Using Merged Styles

Now that we’ve created a customized merged style using Map Styler, it’s time to use it. Apply the customized style to a map using the Maps SDK for Web.

Follow these instructions to create an HTML page with a map showing traffic flow information. Note that there’s no need to add a GeoJSON layer in the example code to use the merged style.

In the index.html file, change the center to [-123.130188, 49.210724], which is Vancouver, Canada. Use the most recent version of the Maps SDK for Web.

  <link rel='stylesheet' type='text/css' href='https://api.tomtom.com/maps-sdk-for
  web/cdn/6.x/6.14.0/maps/maps.css'/><script src="https://api.tomtom.com/maps-sdk
  for-web/cdn/6.x/6.14.0/maps/maps-web.min.js"></script>

Run an HTTP server and open a browser to see the result. A map should still be visible with traffic flow and POI with the default style.

To apply the newly created merged style, copy the downloaded file over to the project folder.

Set the style in the map.style in the index.html file, as shown below: 

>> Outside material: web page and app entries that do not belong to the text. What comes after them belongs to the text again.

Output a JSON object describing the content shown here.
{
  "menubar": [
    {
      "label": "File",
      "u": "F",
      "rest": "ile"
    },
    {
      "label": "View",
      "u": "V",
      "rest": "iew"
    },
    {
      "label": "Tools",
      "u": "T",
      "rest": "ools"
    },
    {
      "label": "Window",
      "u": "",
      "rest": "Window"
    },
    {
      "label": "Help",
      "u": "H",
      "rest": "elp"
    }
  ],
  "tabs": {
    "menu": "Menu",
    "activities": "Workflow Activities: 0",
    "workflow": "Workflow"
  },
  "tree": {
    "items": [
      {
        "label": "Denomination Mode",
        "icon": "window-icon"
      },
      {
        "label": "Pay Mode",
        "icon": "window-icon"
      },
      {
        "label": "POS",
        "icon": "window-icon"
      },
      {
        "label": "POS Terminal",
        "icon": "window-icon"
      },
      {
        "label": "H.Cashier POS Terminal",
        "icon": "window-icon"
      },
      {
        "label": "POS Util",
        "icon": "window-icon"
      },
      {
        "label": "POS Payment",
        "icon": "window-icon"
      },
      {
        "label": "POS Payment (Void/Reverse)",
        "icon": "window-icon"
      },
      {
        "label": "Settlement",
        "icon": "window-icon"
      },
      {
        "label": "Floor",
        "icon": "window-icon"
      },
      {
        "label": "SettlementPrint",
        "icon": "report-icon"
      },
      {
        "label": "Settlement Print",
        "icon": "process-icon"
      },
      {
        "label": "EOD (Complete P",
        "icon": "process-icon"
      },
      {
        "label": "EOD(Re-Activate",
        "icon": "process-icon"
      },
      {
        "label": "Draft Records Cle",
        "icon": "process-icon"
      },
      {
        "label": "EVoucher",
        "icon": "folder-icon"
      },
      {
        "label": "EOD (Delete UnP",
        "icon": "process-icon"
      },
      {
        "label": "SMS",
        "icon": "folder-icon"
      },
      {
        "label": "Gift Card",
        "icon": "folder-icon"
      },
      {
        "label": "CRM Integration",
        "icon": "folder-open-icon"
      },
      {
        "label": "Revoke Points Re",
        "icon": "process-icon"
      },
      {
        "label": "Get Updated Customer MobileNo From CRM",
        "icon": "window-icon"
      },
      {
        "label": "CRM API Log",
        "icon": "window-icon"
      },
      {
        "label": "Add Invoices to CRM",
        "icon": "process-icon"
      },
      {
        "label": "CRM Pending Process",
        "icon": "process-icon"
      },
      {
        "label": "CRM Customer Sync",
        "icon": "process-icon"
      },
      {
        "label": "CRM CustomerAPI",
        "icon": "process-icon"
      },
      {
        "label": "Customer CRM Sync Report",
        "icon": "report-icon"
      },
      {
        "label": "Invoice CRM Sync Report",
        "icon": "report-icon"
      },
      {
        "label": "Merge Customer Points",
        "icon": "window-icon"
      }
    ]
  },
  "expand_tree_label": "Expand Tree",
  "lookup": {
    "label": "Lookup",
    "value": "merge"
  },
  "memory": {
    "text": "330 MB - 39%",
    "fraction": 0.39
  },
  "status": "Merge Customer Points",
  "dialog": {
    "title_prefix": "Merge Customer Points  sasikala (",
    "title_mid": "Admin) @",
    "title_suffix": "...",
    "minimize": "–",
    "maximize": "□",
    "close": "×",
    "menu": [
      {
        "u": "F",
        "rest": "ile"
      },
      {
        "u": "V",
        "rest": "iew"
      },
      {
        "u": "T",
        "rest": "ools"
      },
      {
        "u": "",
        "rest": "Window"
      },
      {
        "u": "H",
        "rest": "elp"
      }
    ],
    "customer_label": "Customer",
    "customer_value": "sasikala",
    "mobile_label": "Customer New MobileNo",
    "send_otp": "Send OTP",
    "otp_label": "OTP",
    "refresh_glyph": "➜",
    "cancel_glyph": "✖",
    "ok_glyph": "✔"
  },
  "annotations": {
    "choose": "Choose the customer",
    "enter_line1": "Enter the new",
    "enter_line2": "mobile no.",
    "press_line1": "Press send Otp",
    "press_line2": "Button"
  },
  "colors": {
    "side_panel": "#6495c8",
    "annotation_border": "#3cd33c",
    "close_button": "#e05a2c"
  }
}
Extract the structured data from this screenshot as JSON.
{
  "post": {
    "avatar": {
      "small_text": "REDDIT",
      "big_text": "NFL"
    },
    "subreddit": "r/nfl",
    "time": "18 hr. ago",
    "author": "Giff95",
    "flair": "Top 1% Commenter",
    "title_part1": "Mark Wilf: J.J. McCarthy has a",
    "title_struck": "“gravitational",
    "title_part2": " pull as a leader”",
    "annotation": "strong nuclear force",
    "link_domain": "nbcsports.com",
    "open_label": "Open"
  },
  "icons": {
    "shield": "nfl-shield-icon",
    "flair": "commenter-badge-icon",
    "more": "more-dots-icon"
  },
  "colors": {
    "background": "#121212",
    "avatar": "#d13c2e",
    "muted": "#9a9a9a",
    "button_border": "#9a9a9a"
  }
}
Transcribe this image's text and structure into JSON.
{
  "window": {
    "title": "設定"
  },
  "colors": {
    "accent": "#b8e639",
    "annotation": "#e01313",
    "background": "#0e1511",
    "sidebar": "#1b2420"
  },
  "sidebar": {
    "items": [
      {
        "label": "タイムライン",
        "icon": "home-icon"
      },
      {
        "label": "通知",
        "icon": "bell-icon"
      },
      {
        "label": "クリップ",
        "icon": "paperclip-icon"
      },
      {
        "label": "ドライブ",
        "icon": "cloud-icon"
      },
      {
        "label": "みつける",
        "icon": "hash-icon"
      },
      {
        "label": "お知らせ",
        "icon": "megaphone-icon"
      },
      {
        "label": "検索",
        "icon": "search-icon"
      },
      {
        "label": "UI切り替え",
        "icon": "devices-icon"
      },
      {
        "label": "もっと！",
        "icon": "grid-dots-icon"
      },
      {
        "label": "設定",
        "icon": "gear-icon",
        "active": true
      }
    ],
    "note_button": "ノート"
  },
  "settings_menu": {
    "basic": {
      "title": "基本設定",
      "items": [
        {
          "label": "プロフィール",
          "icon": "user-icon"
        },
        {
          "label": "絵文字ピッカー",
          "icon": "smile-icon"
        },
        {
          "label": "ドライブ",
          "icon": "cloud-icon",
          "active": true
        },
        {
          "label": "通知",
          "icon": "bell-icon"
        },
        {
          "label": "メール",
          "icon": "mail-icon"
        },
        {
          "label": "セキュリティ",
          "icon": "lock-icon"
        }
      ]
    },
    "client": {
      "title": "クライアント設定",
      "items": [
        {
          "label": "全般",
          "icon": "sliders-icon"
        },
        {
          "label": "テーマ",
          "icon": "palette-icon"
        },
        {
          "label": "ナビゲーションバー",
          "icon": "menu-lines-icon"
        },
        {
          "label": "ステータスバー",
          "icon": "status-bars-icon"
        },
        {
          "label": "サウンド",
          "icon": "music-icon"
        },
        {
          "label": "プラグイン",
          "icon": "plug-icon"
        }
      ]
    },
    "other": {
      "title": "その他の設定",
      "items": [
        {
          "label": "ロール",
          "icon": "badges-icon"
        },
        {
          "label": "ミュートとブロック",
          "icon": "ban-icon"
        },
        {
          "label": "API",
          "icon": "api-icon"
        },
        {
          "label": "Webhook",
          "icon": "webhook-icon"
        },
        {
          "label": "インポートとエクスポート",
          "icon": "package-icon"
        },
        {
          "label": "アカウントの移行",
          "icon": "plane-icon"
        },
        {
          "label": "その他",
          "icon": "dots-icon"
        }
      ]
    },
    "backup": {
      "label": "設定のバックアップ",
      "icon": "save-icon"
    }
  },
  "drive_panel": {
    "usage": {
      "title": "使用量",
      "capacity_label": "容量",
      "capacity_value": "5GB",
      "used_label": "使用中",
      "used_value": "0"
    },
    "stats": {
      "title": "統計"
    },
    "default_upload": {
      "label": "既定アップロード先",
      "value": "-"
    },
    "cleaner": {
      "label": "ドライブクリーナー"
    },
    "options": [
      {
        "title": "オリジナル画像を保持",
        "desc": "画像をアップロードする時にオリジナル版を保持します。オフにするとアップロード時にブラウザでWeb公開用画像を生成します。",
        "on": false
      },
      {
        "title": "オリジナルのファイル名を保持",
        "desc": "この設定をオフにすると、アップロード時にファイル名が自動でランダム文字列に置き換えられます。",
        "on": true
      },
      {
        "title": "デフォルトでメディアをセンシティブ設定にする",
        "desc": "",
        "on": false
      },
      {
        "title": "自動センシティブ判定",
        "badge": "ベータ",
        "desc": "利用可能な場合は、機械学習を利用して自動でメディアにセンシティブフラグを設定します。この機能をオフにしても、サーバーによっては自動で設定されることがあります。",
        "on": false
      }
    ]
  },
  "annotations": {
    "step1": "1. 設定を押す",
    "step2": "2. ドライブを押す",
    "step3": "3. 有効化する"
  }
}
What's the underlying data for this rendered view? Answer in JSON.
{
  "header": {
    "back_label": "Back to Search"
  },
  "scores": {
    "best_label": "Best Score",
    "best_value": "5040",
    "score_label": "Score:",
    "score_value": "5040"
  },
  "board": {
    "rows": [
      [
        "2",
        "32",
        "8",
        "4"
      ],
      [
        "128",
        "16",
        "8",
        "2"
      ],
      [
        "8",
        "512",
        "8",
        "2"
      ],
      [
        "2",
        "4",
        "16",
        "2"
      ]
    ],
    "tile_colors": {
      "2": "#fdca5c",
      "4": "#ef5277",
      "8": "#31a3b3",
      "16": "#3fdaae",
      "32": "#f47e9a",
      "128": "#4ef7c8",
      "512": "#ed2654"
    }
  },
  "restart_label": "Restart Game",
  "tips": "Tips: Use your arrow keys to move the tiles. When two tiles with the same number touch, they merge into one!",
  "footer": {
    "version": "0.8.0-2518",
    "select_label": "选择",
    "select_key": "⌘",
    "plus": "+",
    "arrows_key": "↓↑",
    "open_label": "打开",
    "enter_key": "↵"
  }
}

  var map = tt.map({           
             key: '<your-api-key>',
             container: 'map',
             center: [-123.130188, 49.210724],
             zoom: 12,
             style: 'mystyle.json'
         });

Note that the style JSON object doesn’t have to be on the same server as the map file. It can be the URL for the JSON object that conforms to the schema described in the Map Style Specification.

Refresh the browser to see the map with the customized style.

Conclusion

And that’s it! That’s how easy it is to create a merged style using Map Styler V6 and apply it to a live web map.

Consistency is key in UI design. Consistency makes the application feel more intuitive, strengthens a visual brand, and gives users a sense of familiarity. TomTom’s Map Styler makes it easy to apply brand colors to a design. The map is completely customizable, so you can ensure it matches the rest of your application.

In this blog post, we created a merged style to apply the same color to different map layers simultaneously, and applied the merged style to a map. With TomTom’s Map Styler, you can also do the following:

  • Add, remove, or modify layers
  • Change the order of the layers
  • Change the color, opacity, visibility, patterns of all the features, the width of the lines, font size, and the color of the labels

TomTom’s Map Styler encourages map creativity and customizability. Visit Map Style Specification and Map Styler Documentation for more detailed information about TomTom’s Map Styler.

First published: 
Thursday, May 20, 2021 - 22:29
Last edited: 
Monday, May 24, 2021 - 18:19